Superintendent: Damage from Delta High School fire still being assessed
Wednesday, August 18, 2010
The extent of the damage from Friday's fire at Delta High School is yet to be determined, according to Delta superintendent Nate Crowden.
He will meet with insurance representatives and contractors Thursday to discuss what needs to be repaired and replaced and what that will cost. Crowden estimated the school's insurance deductible at around $5,000.
Early Tuesday a crew of insurance inventory specialists arrived from Dallas to help staff sort through the contents of the fire-damaged offices. Everything was taken out of the building Monday and stored in two trailers behind the school. Tuesday the items were sorted by what could still be used.
Student files and schedules for this year were destroyed, but information from past graduating classes was preserved on CDs, Crowden said.
Cleanup inside the school continued Tuesday as crews removed ceiling tiles and insulation damaged by fire and smoke. Computers were also being taken out of the school to be cleaned by an electronics company.
"We're taking it day to day," Crowden said. He hopes students can return to school Monday but said at this point he is not certain when the building will be ready.
After starting the school year Thursday, classes were called off Friday for all elementary and high school students.
"The state says we have to go 174 days no matter when we start or finish," Crowden said. Each day that school is not in session is treated like a snow day, he said.

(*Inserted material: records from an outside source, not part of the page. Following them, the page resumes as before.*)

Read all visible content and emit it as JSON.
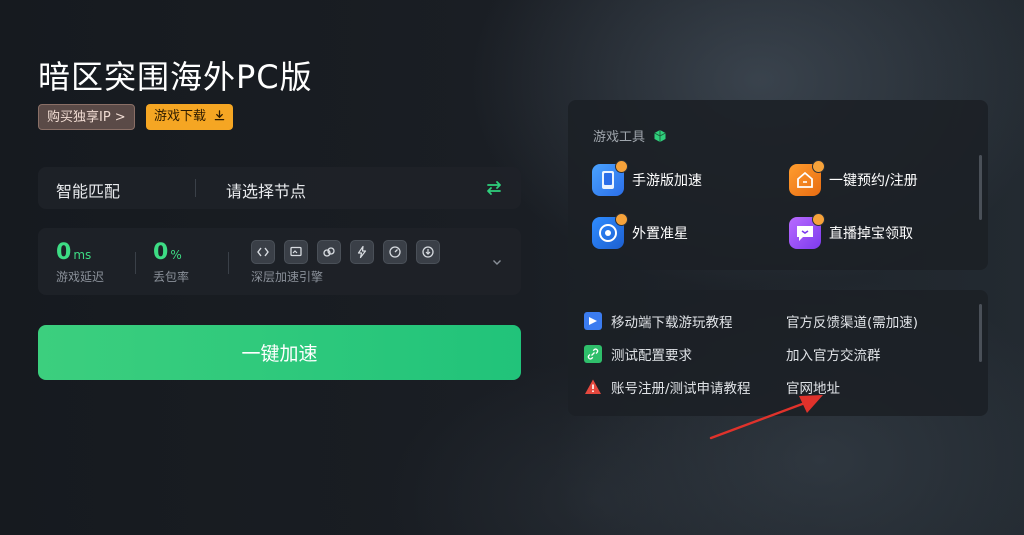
{
  "header": {
    "title": "暗区突围海外PC版",
    "buy_ip_label": "购买独享IP >",
    "download_label": "游戏下载"
  },
  "node_bar": {
    "mode_label": "智能匹配",
    "node_label": "请选择节点"
  },
  "stats": {
    "latency_value": "0",
    "latency_unit": "ms",
    "latency_label": "游戏延迟",
    "loss_value": "0",
    "loss_unit": "%",
    "loss_label": "丢包率",
    "engine_label": "深层加速引擎"
  },
  "accelerate_label": "一键加速",
  "tools": {
    "heading": "游戏工具",
    "items": [
      {
        "label": "手游版加速",
        "icon": "mobile-accel-icon"
      },
      {
        "label": "一键预约/注册",
        "icon": "reserve-register-icon"
      },
      {
        "label": "外置准星",
        "icon": "crosshair-icon"
      },
      {
        "label": "直播掉宝领取",
        "icon": "live-drops-icon"
      }
    ]
  },
  "links": {
    "left": [
      {
        "label": "移动端下载游玩教程",
        "icon": "mobile-tutorial-icon"
      },
      {
        "label": "测试配置要求",
        "icon": "link-icon"
      },
      {
        "label": "账号注册/测试申请教程",
        "icon": "warning-icon"
      }
    ],
    "right": [
      {
        "label": "官方反馈渠道(需加速)"
      },
      {
        "label": "加入官方交流群"
      },
      {
        "label": "官网地址"
      }
    ]
  },
  "colors": {
    "accent_green": "#2fcf7c",
    "download_orange": "#f5a623",
    "stat_green": "#3ddc84",
    "arrow_red": "#e0322b"
  }
}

"I think the kids are just eager to get back into school," Crowden said.
Jack Coomer, whose daughter is in the eighth grade at Delta, agreed.
"She was aggravated Friday morning," said Coomer, who owns Jax's Place restaurant in Delta. "We had about 20 kids in here on Friday, and they were mad. There was a first-grader who said she didn't understand why she had to stay home, since her school was fine."
Though the elementary building was not damaged, Crowden said, it wasn't financially feasible to have only half the district's students there because schools receive state funding based on attendance.
Mark Kneir said his son, a sophomore, is also frustrated with staying home this week.
"His biggest concern is how long they're going to have to go through the summer now," Kneir said.
While repairs are made to the office area, staff will work out of the teachers' lounge, Crowden said.
The Cape Girardeau County Sheriff's Department is continuing to investigate after the fire was determined Friday to be arson.
Crowden said he is certain whoever broke into the school Friday morning was looking for money. The school's safe, which had less than $1,000, was out in the middle of the office floor, he said.
"The handles were beat off it, but they couldn't get it open," Crowden said.
Cash for student activities also was taken from a classroom.
"It's very disappointing, being from here, it's a little more close to your heart," said Crowden, who is a graduate of Delta High School and has been with the district for 18 years.
The Missouri State Fire Marshal's office declined to release any details regarding its investigation.
The Cape Girardeau County Sheriff's Department has received few tips in the case, Lt. David James said.
Residents with information about the arson suspect are asked to call the sheriff's office at 243-3551 or the Missouri State Fire Marshal's Arson Hotline at 1-800-392-7766.
324 N. Liberty St., Delta, MO